clothing. I asked the director if she’d be interested in working with me on writing
a grant and setting up community programs to address issues of tobacco
exposure. We received the grant from ClearWay, a nonprofit state health
organization, and began the program – “Set the Rules Curriculum: Arming
Yourself against the Harms of Tobacco Smoke.”
Rutgers Today: How did
the workshops come about? How is it helping with children’s exposure?
The curriculum evolved from the community studies. We used a peer approach, pairing
parents with trained daycare providers to teach about the dangers of ETS and
how to prevent exposure. In this way, the information became less threatening
to the parents since it was not coming from a doctor, but from people they knew,
some who may even be smokers themselves. We went directly to the daycare facilities
to meet with parents. Our goal was to make sure that parents do not feel like
they are being judged or seen as bad parents. The curriculum

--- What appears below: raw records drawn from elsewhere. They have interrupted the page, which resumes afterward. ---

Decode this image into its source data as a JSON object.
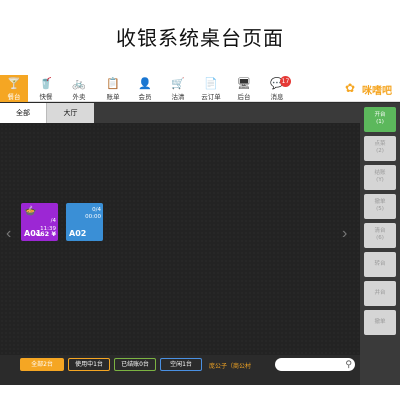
{
  "page_heading": "收银系统桌台页面",
  "nav": {
    "items": [
      {
        "label": "餐台",
        "icon": "🍸"
      },
      {
        "label": "快餐",
        "icon": "🥤"
      },
      {
        "label": "外卖",
        "icon": "🚲"
      },
      {
        "label": "账单",
        "icon": "📋"
      },
      {
        "label": "会员",
        "icon": "👤"
      },
      {
        "label": "沽清",
        "icon": "🛒"
      },
      {
        "label": "云订单",
        "icon": "📄"
      },
      {
        "label": "后台",
        "icon": "🖥"
      },
      {
        "label": "消息",
        "icon": "💬"
      }
    ],
    "message_badge": "17",
    "logo_text": "咪嗜吧"
  },
  "tabs": [
    "全部",
    "大厅"
  ],
  "tables": [
    {
      "name": "A01",
      "guests": "/4",
      "time": "11:39",
      "amount": "462 ¥",
      "status": "occupied"
    },
    {
      "name": "A02",
      "guests": "0/4",
      "time": "00:00",
      "amount": "",
      "status": "free"
    }
  ],
  "sidebar": {
    "buttons": [
      {
        "label": "开台",
        "shortcut": "(1)"
      },
      {
        "label": "点菜",
        "shortcut": "(2)"
      },
      {
        "label": "结账",
        "shortcut": "(Y)"
      },
      {
        "label": "撤单",
        "shortcut": "(5)"
      },
      {
        "label": "清台",
        "shortcut": "(6)"
      },
      {
        "label": "转台",
        "shortcut": ""
      },
      {
        "label": "并台",
        "shortcut": ""
      },
      {
        "label": "撤单",
        "shortcut": ""
      }
    ]
  },
  "bottom": {
    "filter_all": "全部2台",
    "filter_using": "使用中1台",
    "filter_settled": "已结账0台",
    "filter_idle": "空闲1台",
    "staff": "庞公子（商公村"
  },
  "colors": {
    "accent": "#f5a623",
    "occupied": "#9c27d4",
    "free": "#3a8fd6",
    "primary_action": "#5cb85c"
  }
}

is tailored to the community and provides a message about the harmful side
effects of tobacco smoke without alienating parents.
Rutgers Today: What can
childcare providers teach
about protecting children from exposure?
focus of the workshops is to educate parents on issues of exposure through
second and the lesser known third-hand smoke – residual nicotine and chemicals that linger in carpets, sofas, and other materials long after smoking has stopped. We educate parents on how toxins in tobacco
smoke - such as hydrogen cyanide, carbon monoxide, and ammonia – endanger a
child’s health. We then talk to them
about setting restrictions at home. We try to get them to agree to completely
restrict smoking anywhere in the home or near the premises. If that isn’t
possible, we ask if they could enforce partial restrictions, like going outside
to have a cigarette or only smoking when the kids are not home. Nothing is
forced on the parents. It is their decision what type of restrictions they are
willing to impose on themselves and their household.
Rutgers Today: How is
it that children of non-smoking parents are also exposed to ETS?
Among lower-income, African-American parents (predominately single mothers), we
found many instances in which a non-smoking parent has to work and is forced to
leave her child with someone who may smoke, like a grandmother. Another way children get exposed is via attached
housing units that have no rules about smoking. We teach parents who don’t
smoke strategies to help avoid exposure and provide them with suggestions on
how to set up smoking restrictions that we think will work.
Rutgers Today: Have you
experienced any resistance to the workshops?
In Minnesota, one parent walked out. She was a smoker and felt like she was
being blamed for causing harm to her child. Although our goal is not to condemn, some people
just don’t hear that message. We have also gotten resistance from a few daycare
centers because directors weren’t sure how to integrate the workshop. Other centers have only invited small groups
when we believe the message should be provided to a larger audience. It’s a
challenge that we need to work on for future trials.
Rutgers Today: Do you
have any plans on bringing your workshops to New Jersey?
I would love to bring the program here.
I am waiting to see what happens in Minnesota, and based on feedback
from daycare providers, trainers, and parents, plan to tweak the curriculum.
Once that happens, I would be interested in launching the program in Trenton,
where I was born and raised. There are so many impoverished families in the
city who I feel many could benefit from education about ETS.
Media Contact: Ken Branson
(732) 932-7084 ext. 633